If you love the anticipation of a fresh burst of blooms in late summer, then summer hyacinth (Galtonia candicans) is sure to thrill. Native to the slopes of South Africa, this perennial dazzles with delicate, creamy white, bell-shaped flowers that arch gracefully away from the main stem. The blooms, which stay open August through September, sit atop rich, gray-green linear foliage. And the plant isn’t afraid to stand out—its sturdy stems can grow up to 4 feet tall, with each spike producing 20 to 30 flowers.
Common name: Summer hyacinth
Botanical name: Galtonia candicans
Plant type: Bulb
Zones: 6 to 10
Height: 2 to 4 feet
• Sun: Full sun to light shade
• Soil: Moist, well-drained, organically rich
• Moisture: Medium
• Mulch: Mulch to preserve moisture.
• Pruning: None needed.
• Fertiliser: None needed.
• By seed or by bulbs.
Pests and diseases
• Infrequent, but slugs and snails can be a problem.
• G. candicans can be left in the ground year round in Zones 6 and warmer. In colder zones, dig up bulbs and bring them indoors during winter.

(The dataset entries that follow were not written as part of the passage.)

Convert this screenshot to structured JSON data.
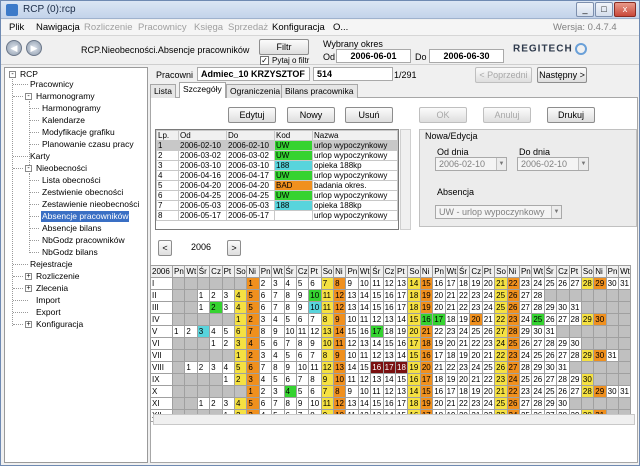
{
  "title": "RCP (0):rcp",
  "window_controls": [
    "_",
    "□",
    "x"
  ],
  "menu": {
    "items": [
      "Plik",
      "Nawigacja",
      "Rozliczenie",
      "Pracownicy",
      "Księga",
      "Sprzedaż",
      "Konfiguracja",
      "O..."
    ],
    "version": "Wersja: 0.4.7.4"
  },
  "toolbar": {
    "path": "RCP.Nieobecności.Absencje pracowników",
    "filter_button": "Filtr",
    "ask_filter": "Pytaj o filtr",
    "period_label": "Wybrany okres",
    "from_label": "Od",
    "from_value": "2006-06-01",
    "to_label": "Do",
    "to_value": "2006-06-30",
    "logo": "REGITECH"
  },
  "tree": {
    "root": "RCP",
    "items": [
      "Pracownicy",
      "Harmonogramy",
      "Harmonogramy",
      "Kalendarze",
      "Modyfikacje grafiku",
      "Planowanie czasu pracy",
      "Karty",
      "Nieobecności",
      "Lista obecności",
      "Zestwienie obecności",
      "Zestawienie nieobecności",
      "Absencje pracowników",
      "Absencje bilans",
      "NbGodz pracowników",
      "NbGodz bilans",
      "Rejestracje",
      "Rozliczenie",
      "Zlecenia",
      "Import",
      "Export",
      "Konfiguracja"
    ]
  },
  "employee": {
    "label": "Pracowni",
    "name": "Admiec_10 KRZYSZTOF",
    "id": "514",
    "counter": "1/291",
    "prev": "< Poprzedni",
    "next": "Następny >"
  },
  "tabs": [
    "Lista",
    "Szczegóły",
    "Ograniczenia",
    "Bilans pracownika"
  ],
  "actions": {
    "edit": "Edytuj",
    "new": "Nowy",
    "delete": "Usuń",
    "ok": "OK",
    "cancel": "Anuluj",
    "print": "Drukuj"
  },
  "list": {
    "columns": [
      "Lp.",
      "Od",
      "Do",
      "Kod",
      "Nazwa"
    ],
    "rows": [
      [
        "1",
        "2006-02-10",
        "2006-02-10",
        "UW",
        "urlop wypoczynkowy"
      ],
      [
        "2",
        "2006-03-02",
        "2006-03-02",
        "UW",
        "urlop wypoczynkowy"
      ],
      [
        "3",
        "2006-03-10",
        "2006-03-10",
        "188",
        "opieka 188kp"
      ],
      [
        "4",
        "2006-04-16",
        "2006-04-17",
        "UW",
        "urlop wypoczynkowy"
      ],
      [
        "5",
        "2006-04-20",
        "2006-04-20",
        "BAD",
        "badania okres."
      ],
      [
        "6",
        "2006-04-25",
        "2006-04-25",
        "UW",
        "urlop wypoczynkowy"
      ],
      [
        "7",
        "2006-05-03",
        "2006-05-03",
        "188",
        "opieka 188kp"
      ],
      [
        "8",
        "2006-05-17",
        "2006-05-17",
        "",
        "urlop wypoczynkowy"
      ]
    ]
  },
  "edit_group": {
    "title": "Nowa/Edycja",
    "from_label": "Od dnia",
    "from_value": "2006-02-10",
    "to_label": "Do dnia",
    "to_value": "2006-02-10",
    "absence_label": "Absencja",
    "absence_value": "UW - urlop wypoczynkowy"
  },
  "year": {
    "value": "2006",
    "prev": "<",
    "next": ">"
  },
  "calendar": {
    "header": [
      "2006",
      "Pn",
      "Wt",
      "Śr",
      "Cz",
      "Pt",
      "So",
      "Ni",
      "Pn",
      "Wt",
      "Śr",
      "Cz",
      "Pt",
      "So",
      "Ni",
      "Pn",
      "Wt",
      "Śr",
      "Cz",
      "Pt",
      "So",
      "Ni",
      "Pn",
      "Wt",
      "Śr",
      "Cz",
      "Pt",
      "So",
      "Ni",
      "Pn",
      "Wt",
      "Śr",
      "Cz",
      "Pt",
      "So",
      "Ni",
      "Pn",
      "Wt"
    ],
    "months": [
      {
        "m": "I",
        "off": 6,
        "days": 31,
        "hl": {
          "1": "o",
          "7": "y",
          "8": "o",
          "14": "y",
          "15": "o",
          "21": "y",
          "22": "o",
          "28": "y",
          "29": "o"
        }
      },
      {
        "m": "II",
        "off": 2,
        "days": 28,
        "hl": {
          "4": "y",
          "5": "o",
          "10": "gr",
          "11": "y",
          "12": "o",
          "18": "y",
          "19": "o",
          "25": "y",
          "26": "o"
        }
      },
      {
        "m": "III",
        "off": 2,
        "days": 31,
        "hl": {
          "2": "gr",
          "4": "y",
          "5": "o",
          "10": "c",
          "11": "y",
          "12": "o",
          "18": "y",
          "19": "o",
          "25": "y",
          "26": "o"
        }
      },
      {
        "m": "IV",
        "off": 5,
        "days": 30,
        "hl": {
          "1": "y",
          "2": "o",
          "8": "y",
          "9": "o",
          "15": "y",
          "16": "gr",
          "17": "gr",
          "20": "o",
          "22": "y",
          "23": "o",
          "25": "gr",
          "29": "y",
          "30": "o"
        }
      },
      {
        "m": "V",
        "off": 0,
        "days": 31,
        "hl": {
          "3": "c",
          "6": "y",
          "7": "o",
          "13": "y",
          "14": "o",
          "17": "gr",
          "20": "y",
          "21": "o",
          "27": "y",
          "28": "o"
        }
      },
      {
        "m": "VI",
        "off": 3,
        "days": 30,
        "hl": {
          "3": "y",
          "4": "o",
          "10": "y",
          "11": "o",
          "17": "y",
          "18": "o",
          "24": "y",
          "25": "o"
        }
      },
      {
        "m": "VII",
        "off": 5,
        "days": 31,
        "hl": {
          "1": "y",
          "2": "o",
          "8": "y",
          "9": "o",
          "15": "y",
          "16": "o",
          "22": "y",
          "23": "o",
          "29": "y",
          "30": "o"
        }
      },
      {
        "m": "VIII",
        "off": 1,
        "days": 31,
        "hl": {
          "5": "y",
          "6": "o",
          "12": "y",
          "13": "o",
          "16": "dr",
          "17": "dr",
          "18": "dr",
          "19": "y",
          "20": "o",
          "26": "y",
          "27": "o"
        }
      },
      {
        "m": "IX",
        "off": 4,
        "days": 30,
        "hl": {
          "2": "y",
          "3": "o",
          "9": "y",
          "10": "o",
          "16": "y",
          "17": "o",
          "23": "y",
          "24": "o",
          "30": "y"
        }
      },
      {
        "m": "X",
        "off": 6,
        "days": 31,
        "hl": {
          "1": "o",
          "4": "gr",
          "7": "y",
          "8": "o",
          "14": "y",
          "15": "o",
          "21": "y",
          "22": "o",
          "28": "y",
          "29": "o"
        }
      },
      {
        "m": "XI",
        "off": 2,
        "days": 30,
        "hl": {
          "4": "y",
          "5": "o",
          "11": "y",
          "12": "o",
          "18": "y",
          "19": "o",
          "25": "y",
          "26": "o"
        }
      },
      {
        "m": "XII",
        "off": 4,
        "days": 31,
        "hl": {
          "2": "y",
          "3": "o",
          "9": "y",
          "10": "o",
          "16": "y",
          "17": "o",
          "23": "y",
          "24": "o",
          "30": "y",
          "31": "o"
        }
      }
    ]
  }
}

• As summer hyacinth matures, it will become larger and produce more flower stems, giving way to a stunning, self-seeded colony.
• The plant has fragrant blooms and is deer resistant.
• G. candicans looks great in beds, borders, containers, and as a cut flower. It pairs especially well with gladiolus.
All in the family
• The genus Galtonia has four species of bulbous perennials native to the moist grassland of South Africa. It’s named for Sir Frances Galton, an English scientist who is most notable for creating the system of fingerprint identification and the concept for modern weather maps.
• The plant is part of the Hyacinthaceae family, which also includes popular spring-blooming flowers such as hyacinth (Hyacinthus), bluebell (Hyacinthoides), and grape hyacinth (Muscari).